Dataset rows for apps and sites
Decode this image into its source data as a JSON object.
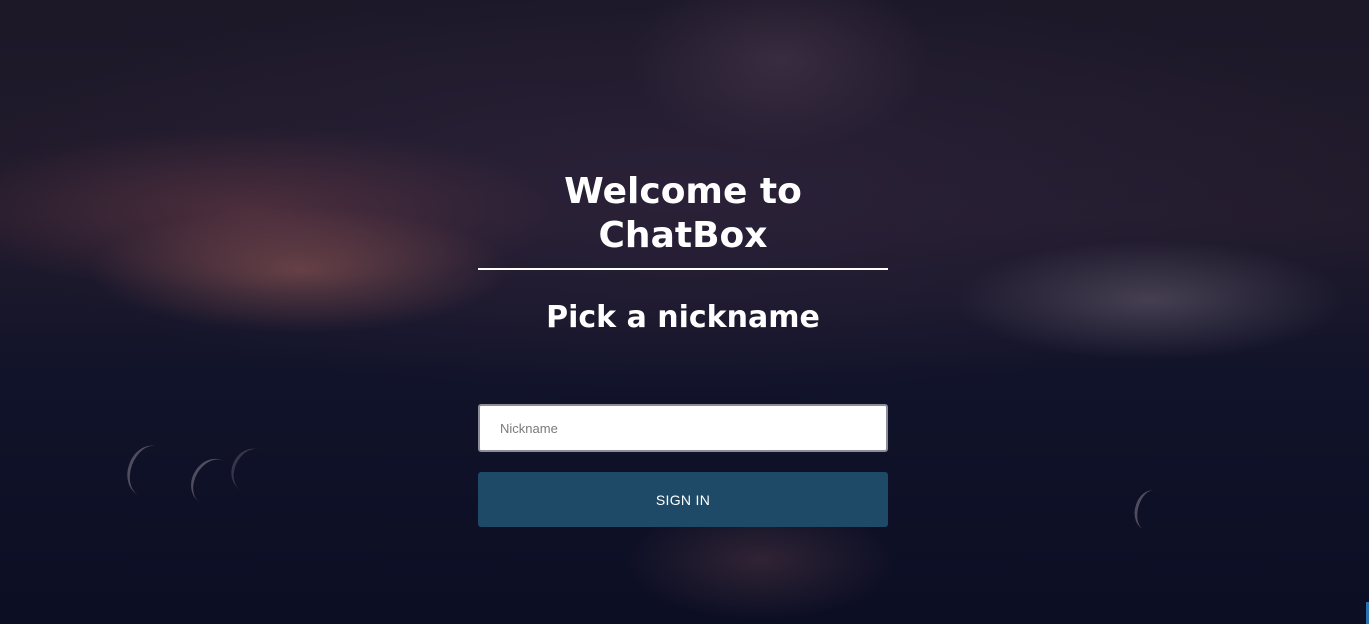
{
  "login": {
    "title": "Welcome to ChatBox",
    "subtitle": "Pick a nickname",
    "nickname_placeholder": "Nickname",
    "nickname_value": "",
    "sign_in_label": "SIGN IN"
  },
  "colors": {
    "button_background": "#1e4a68",
    "title_text": "#ffffff",
    "background_dark": "#0d0f22"
  }
}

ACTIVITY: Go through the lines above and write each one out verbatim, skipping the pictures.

RESULT OF THIS EXERCISE:
Decode this image into its source data as a JSON object.
{
  "login": {
    "title": "Welcome to ChatBox",
    "subtitle": "Pick a nickname",
    "nickname_placeholder": "Nickname",
    "nickname_value": "",
    "sign_in_label": "SIGN IN"
  },
  "colors": {
    "button_background": "#1e4a68",
    "title_text": "#ffffff",
    "background_dark": "#0d0f22"
  }
}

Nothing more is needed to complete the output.